The U.S. Department of Labor (“DOL”) Wage and Hour inspectors are showing prolific use of “hot goods” orders to prohibit the shipment of goods allegedly produced in violation of minimum wage, overtime pay or child labor laws. Recent media attention has been drawn to substantive due process concerns from manufacturers, shippers, contractors and related industry groups regarding the DOL’s increased use of “hot goods” orders during the investigative audit stage1. Some industry groups have charged that the DOL is engaging in “bullying tactics,2” leaving businesses with no option, other than to consent to the demands of the DOL in order to remove “hot goods” orders before perishable goods expire.
As “hot goods” provisions affect the manufacturer, the shop making the goods, as well as the shipper who owns the goods, it is important for product manufacturers, producers, shippers, and businesses outsourcing the production of goods or components to others to properly classify workers regarding overtime exemptions, maintain accurate time records, train supervisors regarding wage and hour compliance and use contractual language certifying compliance with the Fair Labor Standards Act (“FLSA”) to lessen the risk of being issued a “hot goods” order.

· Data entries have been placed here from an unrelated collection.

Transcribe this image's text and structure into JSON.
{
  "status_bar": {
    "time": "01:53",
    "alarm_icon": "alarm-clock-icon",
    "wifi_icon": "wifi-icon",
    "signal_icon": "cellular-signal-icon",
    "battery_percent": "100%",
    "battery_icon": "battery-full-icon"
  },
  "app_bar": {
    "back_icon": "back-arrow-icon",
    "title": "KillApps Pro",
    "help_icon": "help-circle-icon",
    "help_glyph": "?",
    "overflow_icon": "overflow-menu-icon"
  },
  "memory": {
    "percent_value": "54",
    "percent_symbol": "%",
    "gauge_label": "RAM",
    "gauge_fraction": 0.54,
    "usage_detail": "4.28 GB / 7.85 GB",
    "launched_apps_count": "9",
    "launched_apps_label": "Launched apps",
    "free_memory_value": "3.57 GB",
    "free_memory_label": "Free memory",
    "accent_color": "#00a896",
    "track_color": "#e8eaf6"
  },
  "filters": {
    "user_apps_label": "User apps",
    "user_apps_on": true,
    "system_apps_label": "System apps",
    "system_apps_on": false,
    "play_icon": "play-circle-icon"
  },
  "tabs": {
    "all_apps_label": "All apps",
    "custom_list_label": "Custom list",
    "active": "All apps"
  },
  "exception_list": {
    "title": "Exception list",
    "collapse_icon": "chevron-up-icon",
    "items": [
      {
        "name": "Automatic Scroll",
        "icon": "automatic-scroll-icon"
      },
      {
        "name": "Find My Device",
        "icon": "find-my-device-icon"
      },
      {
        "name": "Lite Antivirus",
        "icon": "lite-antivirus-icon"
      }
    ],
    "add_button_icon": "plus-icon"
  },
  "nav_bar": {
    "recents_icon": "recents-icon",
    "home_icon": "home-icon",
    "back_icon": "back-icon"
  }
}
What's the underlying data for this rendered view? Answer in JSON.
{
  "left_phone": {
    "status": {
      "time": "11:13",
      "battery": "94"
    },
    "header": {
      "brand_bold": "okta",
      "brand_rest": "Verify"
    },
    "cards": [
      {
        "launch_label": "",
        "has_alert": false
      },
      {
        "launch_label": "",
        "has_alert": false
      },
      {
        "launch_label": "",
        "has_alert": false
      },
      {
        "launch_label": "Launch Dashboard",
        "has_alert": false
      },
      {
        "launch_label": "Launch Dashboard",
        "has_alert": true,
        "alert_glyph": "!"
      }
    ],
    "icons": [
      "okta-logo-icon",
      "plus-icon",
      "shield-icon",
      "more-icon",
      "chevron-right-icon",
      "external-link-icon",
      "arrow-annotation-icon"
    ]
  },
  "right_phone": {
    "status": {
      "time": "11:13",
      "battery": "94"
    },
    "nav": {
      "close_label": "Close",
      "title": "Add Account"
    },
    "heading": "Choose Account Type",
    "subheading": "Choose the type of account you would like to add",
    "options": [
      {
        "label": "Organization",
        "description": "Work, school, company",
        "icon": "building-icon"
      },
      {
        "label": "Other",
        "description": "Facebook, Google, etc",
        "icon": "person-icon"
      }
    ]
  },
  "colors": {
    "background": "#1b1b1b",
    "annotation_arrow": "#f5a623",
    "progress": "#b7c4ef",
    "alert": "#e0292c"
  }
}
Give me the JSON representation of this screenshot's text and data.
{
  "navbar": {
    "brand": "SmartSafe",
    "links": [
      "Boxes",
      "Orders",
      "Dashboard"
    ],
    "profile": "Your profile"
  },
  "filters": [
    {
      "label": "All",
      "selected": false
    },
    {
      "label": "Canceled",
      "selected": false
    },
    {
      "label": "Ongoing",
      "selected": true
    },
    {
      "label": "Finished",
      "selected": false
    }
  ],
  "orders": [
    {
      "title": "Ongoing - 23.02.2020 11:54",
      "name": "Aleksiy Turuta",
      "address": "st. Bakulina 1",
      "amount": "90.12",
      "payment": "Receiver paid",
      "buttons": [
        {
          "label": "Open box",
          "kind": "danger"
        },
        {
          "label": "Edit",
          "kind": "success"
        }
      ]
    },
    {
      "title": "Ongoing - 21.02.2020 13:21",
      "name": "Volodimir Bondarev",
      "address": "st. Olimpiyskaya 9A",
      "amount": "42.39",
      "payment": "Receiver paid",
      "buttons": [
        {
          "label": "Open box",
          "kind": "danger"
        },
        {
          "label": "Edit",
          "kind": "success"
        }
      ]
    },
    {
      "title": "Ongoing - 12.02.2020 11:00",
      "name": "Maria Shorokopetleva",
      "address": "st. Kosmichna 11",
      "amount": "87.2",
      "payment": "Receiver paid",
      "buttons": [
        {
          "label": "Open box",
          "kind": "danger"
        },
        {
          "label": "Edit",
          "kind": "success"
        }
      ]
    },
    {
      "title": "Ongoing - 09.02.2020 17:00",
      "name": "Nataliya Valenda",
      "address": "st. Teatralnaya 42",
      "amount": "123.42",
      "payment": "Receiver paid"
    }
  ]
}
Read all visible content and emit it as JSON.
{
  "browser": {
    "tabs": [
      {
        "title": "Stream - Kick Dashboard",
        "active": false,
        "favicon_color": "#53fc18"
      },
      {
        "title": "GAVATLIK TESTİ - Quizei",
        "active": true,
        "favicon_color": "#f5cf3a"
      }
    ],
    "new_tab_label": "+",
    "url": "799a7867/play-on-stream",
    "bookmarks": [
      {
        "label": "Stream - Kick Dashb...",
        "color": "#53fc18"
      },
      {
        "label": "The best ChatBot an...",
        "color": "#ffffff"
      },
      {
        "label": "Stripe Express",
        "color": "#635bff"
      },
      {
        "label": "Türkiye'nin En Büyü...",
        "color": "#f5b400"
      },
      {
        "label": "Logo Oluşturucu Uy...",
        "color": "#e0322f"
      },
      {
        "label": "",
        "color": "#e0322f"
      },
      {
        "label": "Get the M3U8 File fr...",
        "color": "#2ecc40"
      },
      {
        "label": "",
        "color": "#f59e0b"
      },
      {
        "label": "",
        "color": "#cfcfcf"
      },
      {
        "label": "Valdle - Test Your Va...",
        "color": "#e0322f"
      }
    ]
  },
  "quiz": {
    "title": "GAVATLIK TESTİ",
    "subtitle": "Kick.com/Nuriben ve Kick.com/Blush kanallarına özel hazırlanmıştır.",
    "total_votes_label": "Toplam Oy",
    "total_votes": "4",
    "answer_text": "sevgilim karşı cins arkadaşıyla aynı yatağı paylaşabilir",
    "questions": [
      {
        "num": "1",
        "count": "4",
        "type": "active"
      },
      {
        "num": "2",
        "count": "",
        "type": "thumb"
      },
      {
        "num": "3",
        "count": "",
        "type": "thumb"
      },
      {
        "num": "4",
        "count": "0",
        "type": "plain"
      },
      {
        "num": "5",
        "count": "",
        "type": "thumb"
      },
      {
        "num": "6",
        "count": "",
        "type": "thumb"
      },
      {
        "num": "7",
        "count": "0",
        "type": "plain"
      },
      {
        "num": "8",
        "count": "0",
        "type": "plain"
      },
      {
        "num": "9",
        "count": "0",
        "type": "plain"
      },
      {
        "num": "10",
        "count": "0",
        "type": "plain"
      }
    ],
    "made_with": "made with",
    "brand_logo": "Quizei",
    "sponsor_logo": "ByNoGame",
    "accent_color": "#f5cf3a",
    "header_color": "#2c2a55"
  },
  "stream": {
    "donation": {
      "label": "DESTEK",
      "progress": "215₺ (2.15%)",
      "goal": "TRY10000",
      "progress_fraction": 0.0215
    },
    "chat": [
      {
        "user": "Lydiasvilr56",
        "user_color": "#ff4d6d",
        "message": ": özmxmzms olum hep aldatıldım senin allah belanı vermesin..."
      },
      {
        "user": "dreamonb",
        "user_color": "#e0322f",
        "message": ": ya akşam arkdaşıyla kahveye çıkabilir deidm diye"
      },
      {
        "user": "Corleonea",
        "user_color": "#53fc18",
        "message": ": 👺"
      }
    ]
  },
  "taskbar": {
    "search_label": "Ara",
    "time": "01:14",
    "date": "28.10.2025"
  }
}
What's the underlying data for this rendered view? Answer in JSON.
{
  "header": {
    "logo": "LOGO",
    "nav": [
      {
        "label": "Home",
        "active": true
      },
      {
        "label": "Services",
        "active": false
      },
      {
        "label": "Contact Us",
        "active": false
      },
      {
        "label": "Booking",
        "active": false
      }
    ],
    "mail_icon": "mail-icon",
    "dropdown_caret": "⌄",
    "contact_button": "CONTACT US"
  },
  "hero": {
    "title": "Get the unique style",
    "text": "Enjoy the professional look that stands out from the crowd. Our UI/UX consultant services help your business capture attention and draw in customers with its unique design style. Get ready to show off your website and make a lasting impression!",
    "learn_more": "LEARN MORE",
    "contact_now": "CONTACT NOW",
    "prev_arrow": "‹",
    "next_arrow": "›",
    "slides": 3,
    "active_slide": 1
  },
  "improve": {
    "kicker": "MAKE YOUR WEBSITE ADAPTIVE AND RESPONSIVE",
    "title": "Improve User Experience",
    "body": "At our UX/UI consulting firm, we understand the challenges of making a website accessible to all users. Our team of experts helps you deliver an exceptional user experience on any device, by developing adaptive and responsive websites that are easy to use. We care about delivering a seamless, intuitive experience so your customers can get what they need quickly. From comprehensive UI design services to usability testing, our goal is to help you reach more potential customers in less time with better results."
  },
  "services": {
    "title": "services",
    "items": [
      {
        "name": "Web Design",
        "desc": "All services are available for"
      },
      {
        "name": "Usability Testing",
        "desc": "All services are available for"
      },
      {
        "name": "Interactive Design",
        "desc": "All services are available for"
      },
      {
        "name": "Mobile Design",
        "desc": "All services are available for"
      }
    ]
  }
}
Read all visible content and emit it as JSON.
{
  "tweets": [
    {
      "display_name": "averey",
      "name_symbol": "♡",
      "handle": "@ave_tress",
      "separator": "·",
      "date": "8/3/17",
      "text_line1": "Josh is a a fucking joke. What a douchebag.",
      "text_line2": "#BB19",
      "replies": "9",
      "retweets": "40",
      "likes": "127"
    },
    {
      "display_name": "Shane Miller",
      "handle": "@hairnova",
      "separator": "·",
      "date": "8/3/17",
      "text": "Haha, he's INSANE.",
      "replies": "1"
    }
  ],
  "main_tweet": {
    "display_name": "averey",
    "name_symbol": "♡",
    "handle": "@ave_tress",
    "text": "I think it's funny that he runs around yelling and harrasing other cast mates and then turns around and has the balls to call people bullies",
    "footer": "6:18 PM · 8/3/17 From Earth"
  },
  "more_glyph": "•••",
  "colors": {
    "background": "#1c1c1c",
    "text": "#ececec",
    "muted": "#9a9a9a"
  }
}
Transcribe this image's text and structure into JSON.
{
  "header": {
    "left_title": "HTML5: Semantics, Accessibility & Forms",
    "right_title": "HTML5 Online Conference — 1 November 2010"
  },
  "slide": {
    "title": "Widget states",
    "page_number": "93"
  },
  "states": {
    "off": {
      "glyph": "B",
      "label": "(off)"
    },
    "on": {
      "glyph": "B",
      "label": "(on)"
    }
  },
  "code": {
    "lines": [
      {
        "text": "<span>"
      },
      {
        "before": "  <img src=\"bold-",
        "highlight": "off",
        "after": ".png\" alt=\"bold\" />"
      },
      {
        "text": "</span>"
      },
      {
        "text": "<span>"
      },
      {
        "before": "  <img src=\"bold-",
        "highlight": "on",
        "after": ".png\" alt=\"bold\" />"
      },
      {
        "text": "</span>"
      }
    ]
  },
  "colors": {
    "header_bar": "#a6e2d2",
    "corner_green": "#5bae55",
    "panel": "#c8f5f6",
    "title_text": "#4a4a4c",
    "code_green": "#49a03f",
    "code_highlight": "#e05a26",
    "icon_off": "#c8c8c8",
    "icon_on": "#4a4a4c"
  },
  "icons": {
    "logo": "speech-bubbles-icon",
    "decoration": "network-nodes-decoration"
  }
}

“Hot Goods” Language:
“Hot Goods” are pieces alleged by the DOL to be made in violation of the Federal minimum wage or overtime requirements. The FLSA has two provisions that prohibit the shipment of these goods into commerce:
(1) Section 15(a)(1), prohibiting shipment of “hot goods”: If it is asserted that minimum wage or overtime is not being paid to employees, the DOL can object to the shipment of “hot goods” and require the contractor or manufacturer to take corrective action before it lifts its objections and allows the goods to be shipped. These corrective actions normally include entry into a Consent Decree to resolve any wage liabilities, with a plan from the manufacturer regarding future compliance with the FLSA. The DOL may also initiate a “monitoring” program to curtail future violations.
(2) Section 12(a), forbidding shipment of goods produced at establishments using prohibited youth labor: When a youth employment violation occurs at a shop, goods may not be removed from that shop for thirty days. Civil money penalties are also typically required.
Neither present compliance with the FLSA, nor a lack of knowledge that goods were produced in violation of the FLSA’s minimum wage and overtime provisions shields a defendant from injunctive relief3. Hot goods orders may be lifted only on the business’ agreement to rectify any alleged violations4.
An example of a “hot goods” action receiving a great deal of press coverage occurred last summer, when “hot goods” orders were issued to various blueberry farmers in the state of Oregon prohibiting the production or shipment of harvested blueberries based on the DOL’s determination that recordkeeping and minimum wage violations occurred. Forced to quickly reach an agreement and keep shipments moving before the blueberries spoiled, the farmers agreed to pay almost $240,000 in fines and back wages for alleged minimum wage violations.
In addition to the suggestion in the preamble to this article that employers engage in steps to train supervisors regarding FLSA compliance and to classify exempt employees properly, it is also important to insist on contractual assurance from contractors and shippers that they are in compliance with the FLSA. This is because section 215(a)(1) of the FLSA provides a “safe harbor” exemption to “innocent” purchasers or shippers able to establish a good faith reliance on written assurance from the producer that the goods were produced in compliance from the FLSA.
To support an assurance of “good faith,” purchasers and shippers are advised to insert a clause into their procurement contracts reading that the signor of the contract certifies that, in the execution of the work described in the contract, he/she will comply with all provisions of sections 6, 7 and 12 of the FLSA, and that there will be no violation of “hot goods” or “hot cargo” provisions involving the unlawful use of underaged employees. This clause will not guarantee the non-applicability of “hot goods” rules, particularly if the purchaser knows or should have known, of FLSA violations. However, the language provides some affirmation of compliance useful in asserting the “innocent purchaser” safe-harbor exemptions.
This article was authored by Robin Repass of Jackson Kelly PLLC. For more information on the author, click here.
 See, e.g., Eric Mortenson, Farm Bureau and State Officials Blast “Heavy Handed” Federal Labor Investigations, August 29, 2012, The Oregonian.
 Chao v. Ladies Apparel Group, Ltd., 2002 U.S. Dist. LEXIS 10078 *11 (S.D.N.Y. 2002).
 Brock v. Rusco Industries, Inc., 842 F.2d 270, 272 (11th Cir. 1988).